Extracted information: Begin
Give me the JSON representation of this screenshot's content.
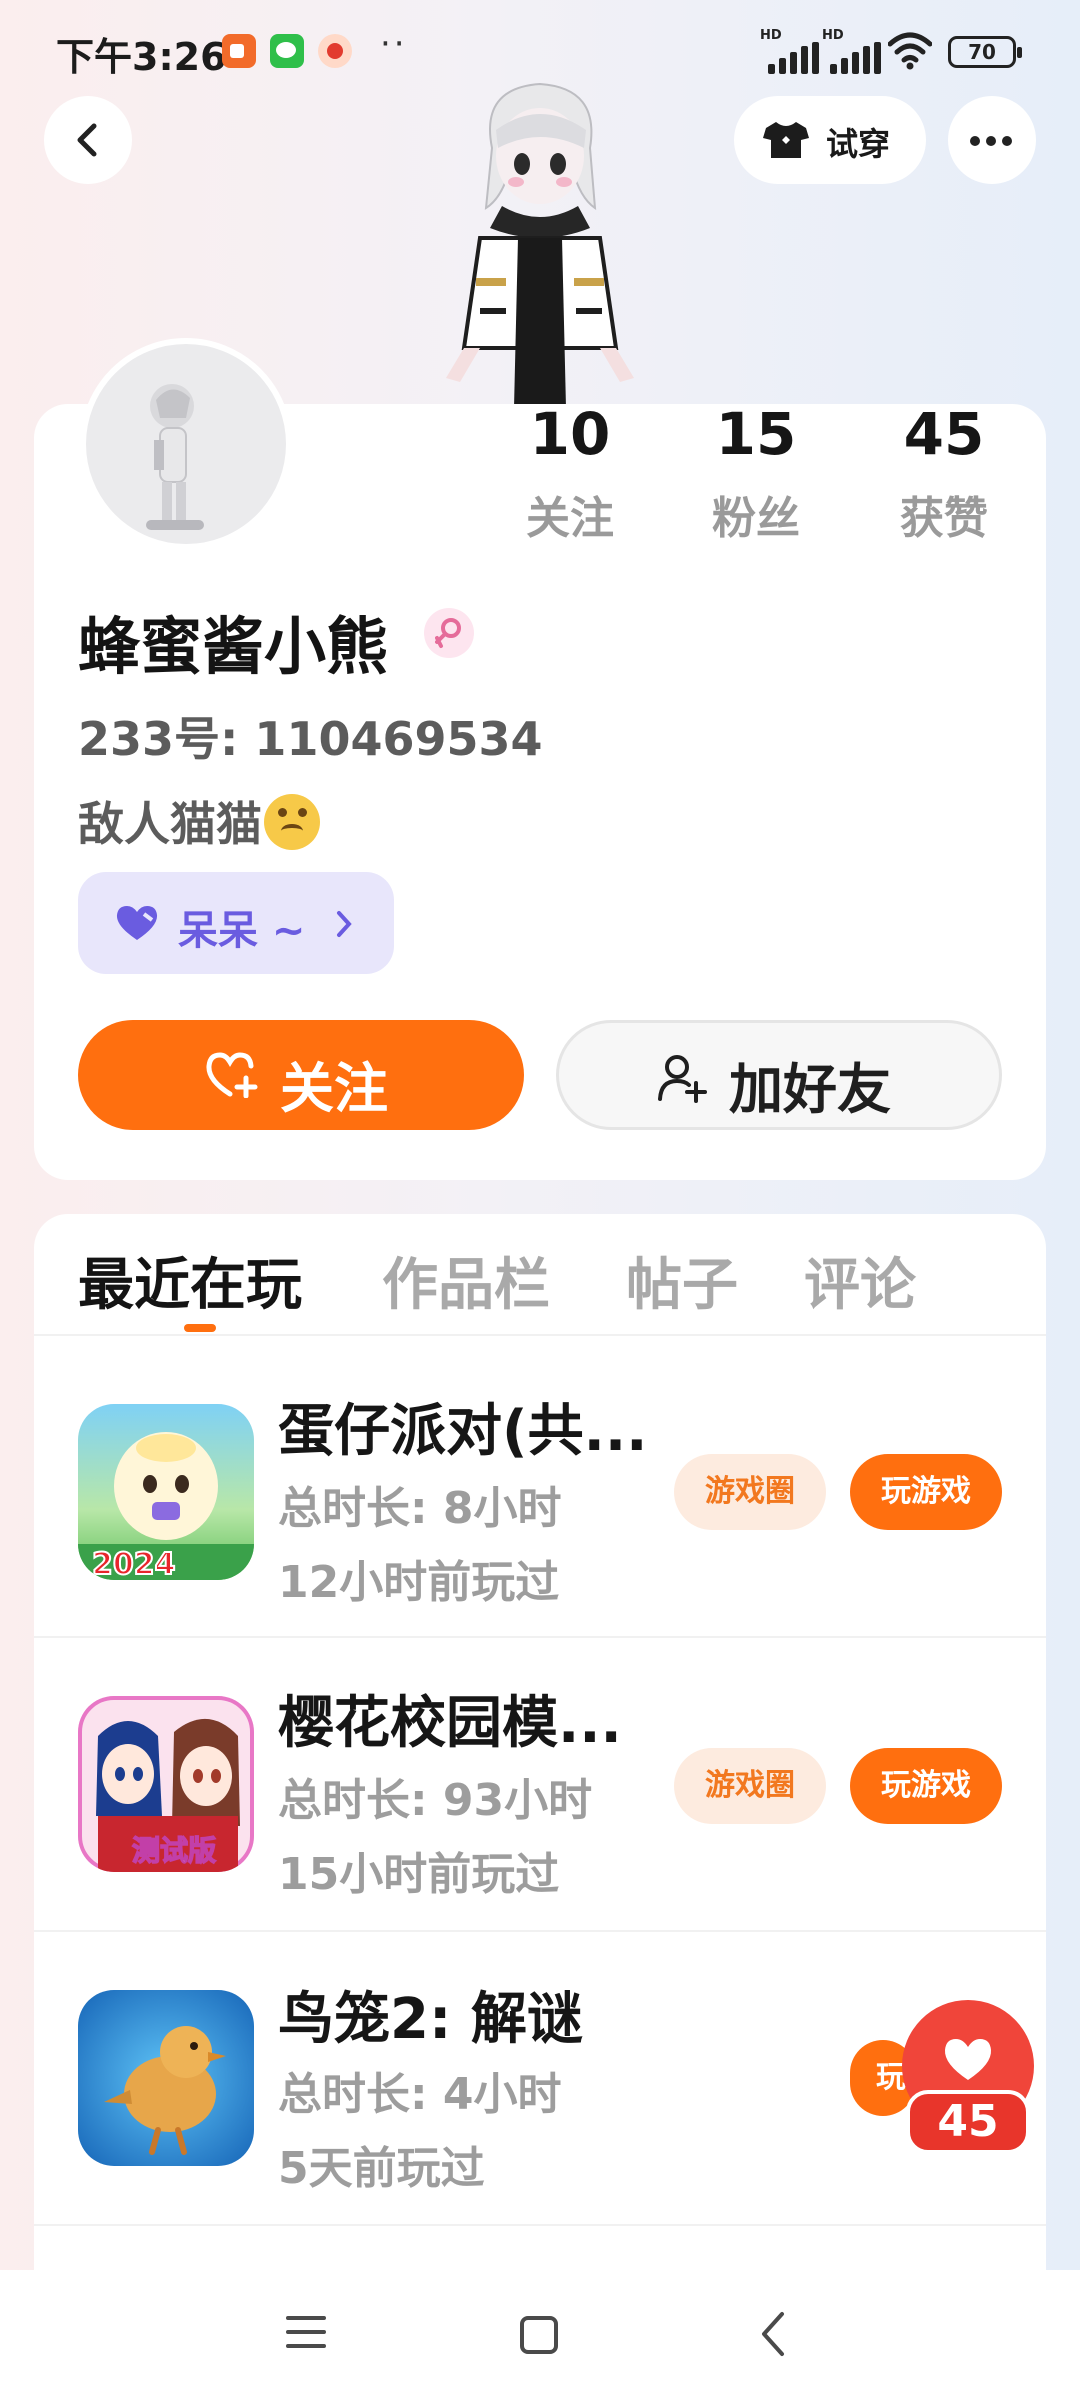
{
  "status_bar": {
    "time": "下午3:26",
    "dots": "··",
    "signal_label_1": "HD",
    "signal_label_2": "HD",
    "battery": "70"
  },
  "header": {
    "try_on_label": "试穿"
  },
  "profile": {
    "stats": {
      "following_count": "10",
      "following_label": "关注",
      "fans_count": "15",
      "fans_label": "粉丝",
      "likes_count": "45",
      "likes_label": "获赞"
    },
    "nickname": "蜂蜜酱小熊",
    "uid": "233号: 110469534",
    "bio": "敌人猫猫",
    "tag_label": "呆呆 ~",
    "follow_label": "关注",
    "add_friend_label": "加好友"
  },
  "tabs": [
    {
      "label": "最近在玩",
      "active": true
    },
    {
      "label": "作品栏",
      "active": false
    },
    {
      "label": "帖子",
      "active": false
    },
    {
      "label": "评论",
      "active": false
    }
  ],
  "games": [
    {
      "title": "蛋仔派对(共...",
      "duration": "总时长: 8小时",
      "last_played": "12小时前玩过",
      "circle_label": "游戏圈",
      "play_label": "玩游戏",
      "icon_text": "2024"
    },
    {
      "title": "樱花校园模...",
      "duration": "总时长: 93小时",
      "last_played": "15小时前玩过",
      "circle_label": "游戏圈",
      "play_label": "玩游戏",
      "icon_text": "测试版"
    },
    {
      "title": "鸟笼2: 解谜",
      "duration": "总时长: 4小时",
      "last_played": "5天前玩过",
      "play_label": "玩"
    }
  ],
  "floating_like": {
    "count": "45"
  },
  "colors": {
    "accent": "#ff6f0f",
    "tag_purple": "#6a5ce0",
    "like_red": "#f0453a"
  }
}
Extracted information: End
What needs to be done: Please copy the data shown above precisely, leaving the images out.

Task output:
Give me the JSON representation of this screenshot's content.
{
  "status_bar": {
    "time": "下午3:26",
    "dots": "··",
    "signal_label_1": "HD",
    "signal_label_2": "HD",
    "battery": "70"
  },
  "header": {
    "try_on_label": "试穿"
  },
  "profile": {
    "stats": {
      "following_count": "10",
      "following_label": "关注",
      "fans_count": "15",
      "fans_label": "粉丝",
      "likes_count": "45",
      "likes_label": "获赞"
    },
    "nickname": "蜂蜜酱小熊",
    "uid": "233号: 110469534",
    "bio": "敌人猫猫",
    "tag_label": "呆呆 ~",
    "follow_label": "关注",
    "add_friend_label": "加好友"
  },
  "tabs": [
    {
      "label": "最近在玩",
      "active": true
    },
    {
      "label": "作品栏",
      "active": false
    },
    {
      "label": "帖子",
      "active": false
    },
    {
      "label": "评论",
      "active": false
    }
  ],
  "games": [
    {
      "title": "蛋仔派对(共...",
      "duration": "总时长: 8小时",
      "last_played": "12小时前玩过",
      "circle_label": "游戏圈",
      "play_label": "玩游戏",
      "icon_text": "2024"
    },
    {
      "title": "樱花校园模...",
      "duration": "总时长: 93小时",
      "last_played": "15小时前玩过",
      "circle_label": "游戏圈",
      "play_label": "玩游戏",
      "icon_text": "测试版"
    },
    {
      "title": "鸟笼2: 解谜",
      "duration": "总时长: 4小时",
      "last_played": "5天前玩过",
      "play_label": "玩"
    }
  ],
  "floating_like": {
    "count": "45"
  },
  "colors": {
    "accent": "#ff6f0f",
    "tag_purple": "#6a5ce0",
    "like_red": "#f0453a"
  }
}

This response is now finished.